Race and Wealth Inequality
What accounts for persistent racial differences in wealth ownership? Previous research has debated the role that differences in asset ownership play in creating and maintaining wealth inequality. I use survey data to model the ownership of seven assets and find that whites are indeed more likely than blacks to buy high-risk, high-return assets. I then use a simulation model to explore the effect that these differences have on the distribution of wealth. I separate the effects of asset ownership from the effects of racial differences in family wealth history, earnings, education, marital behavior, fertility, and other influences on wealth inequality. I find that removing racial differences in asset ownership reduced wealth inequality drastically, but not completely, and that racial differences in educational attainment account for much of the remaining difference.

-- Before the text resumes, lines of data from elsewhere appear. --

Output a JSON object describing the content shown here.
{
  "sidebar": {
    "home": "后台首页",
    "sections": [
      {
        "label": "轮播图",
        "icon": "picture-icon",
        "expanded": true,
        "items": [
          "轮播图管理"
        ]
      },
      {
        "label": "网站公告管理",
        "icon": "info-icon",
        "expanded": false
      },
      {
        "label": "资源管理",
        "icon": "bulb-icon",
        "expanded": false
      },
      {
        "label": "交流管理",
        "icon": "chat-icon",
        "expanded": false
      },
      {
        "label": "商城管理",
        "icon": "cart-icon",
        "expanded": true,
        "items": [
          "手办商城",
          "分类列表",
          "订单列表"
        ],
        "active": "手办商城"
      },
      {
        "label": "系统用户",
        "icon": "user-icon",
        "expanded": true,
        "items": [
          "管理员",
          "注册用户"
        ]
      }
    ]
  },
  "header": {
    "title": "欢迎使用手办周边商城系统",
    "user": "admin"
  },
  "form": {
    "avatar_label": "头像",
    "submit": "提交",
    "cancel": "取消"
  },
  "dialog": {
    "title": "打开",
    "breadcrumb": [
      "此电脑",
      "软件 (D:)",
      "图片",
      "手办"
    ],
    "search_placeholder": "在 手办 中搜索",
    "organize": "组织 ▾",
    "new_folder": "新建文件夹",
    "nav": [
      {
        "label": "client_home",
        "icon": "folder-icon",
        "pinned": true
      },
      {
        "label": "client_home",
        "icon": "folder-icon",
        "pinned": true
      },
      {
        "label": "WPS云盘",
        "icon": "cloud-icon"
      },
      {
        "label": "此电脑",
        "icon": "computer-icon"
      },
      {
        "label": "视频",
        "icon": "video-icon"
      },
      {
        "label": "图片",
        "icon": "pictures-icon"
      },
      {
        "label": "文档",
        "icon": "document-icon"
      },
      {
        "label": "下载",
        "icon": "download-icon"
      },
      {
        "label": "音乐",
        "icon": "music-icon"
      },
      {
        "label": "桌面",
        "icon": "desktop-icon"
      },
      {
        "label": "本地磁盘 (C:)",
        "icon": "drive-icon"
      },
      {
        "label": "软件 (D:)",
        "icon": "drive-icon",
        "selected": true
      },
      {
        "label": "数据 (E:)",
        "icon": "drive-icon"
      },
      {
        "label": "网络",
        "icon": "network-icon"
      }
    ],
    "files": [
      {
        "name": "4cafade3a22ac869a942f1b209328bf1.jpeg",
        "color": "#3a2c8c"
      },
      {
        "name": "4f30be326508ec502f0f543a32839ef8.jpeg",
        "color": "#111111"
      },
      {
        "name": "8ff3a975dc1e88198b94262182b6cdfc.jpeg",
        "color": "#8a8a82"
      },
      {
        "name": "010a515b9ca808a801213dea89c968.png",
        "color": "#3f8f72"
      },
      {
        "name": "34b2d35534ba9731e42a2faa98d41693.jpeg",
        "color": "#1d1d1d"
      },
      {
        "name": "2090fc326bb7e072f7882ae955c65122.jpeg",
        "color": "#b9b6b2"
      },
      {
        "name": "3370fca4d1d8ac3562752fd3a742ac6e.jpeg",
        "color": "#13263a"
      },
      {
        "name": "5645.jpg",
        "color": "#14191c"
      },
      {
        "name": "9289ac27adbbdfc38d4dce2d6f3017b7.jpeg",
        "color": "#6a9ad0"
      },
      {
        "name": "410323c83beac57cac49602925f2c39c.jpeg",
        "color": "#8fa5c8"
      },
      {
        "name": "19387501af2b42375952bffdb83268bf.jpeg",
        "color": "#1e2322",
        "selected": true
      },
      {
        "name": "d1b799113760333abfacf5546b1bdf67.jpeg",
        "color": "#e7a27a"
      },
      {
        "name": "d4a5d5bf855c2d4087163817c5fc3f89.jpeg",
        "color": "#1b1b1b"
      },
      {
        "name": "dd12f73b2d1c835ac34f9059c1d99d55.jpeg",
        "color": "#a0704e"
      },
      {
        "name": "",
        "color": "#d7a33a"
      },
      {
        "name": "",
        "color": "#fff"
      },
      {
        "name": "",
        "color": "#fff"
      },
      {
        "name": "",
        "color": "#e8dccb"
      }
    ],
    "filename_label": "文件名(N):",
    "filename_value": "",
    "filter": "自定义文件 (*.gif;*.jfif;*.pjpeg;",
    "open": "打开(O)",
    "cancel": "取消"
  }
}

I estimate how changes in historical patterns of portfolio behavior and educational attainment would have reduced inequality, and I explore the implications of these findings for reducing wealth inequality in the future.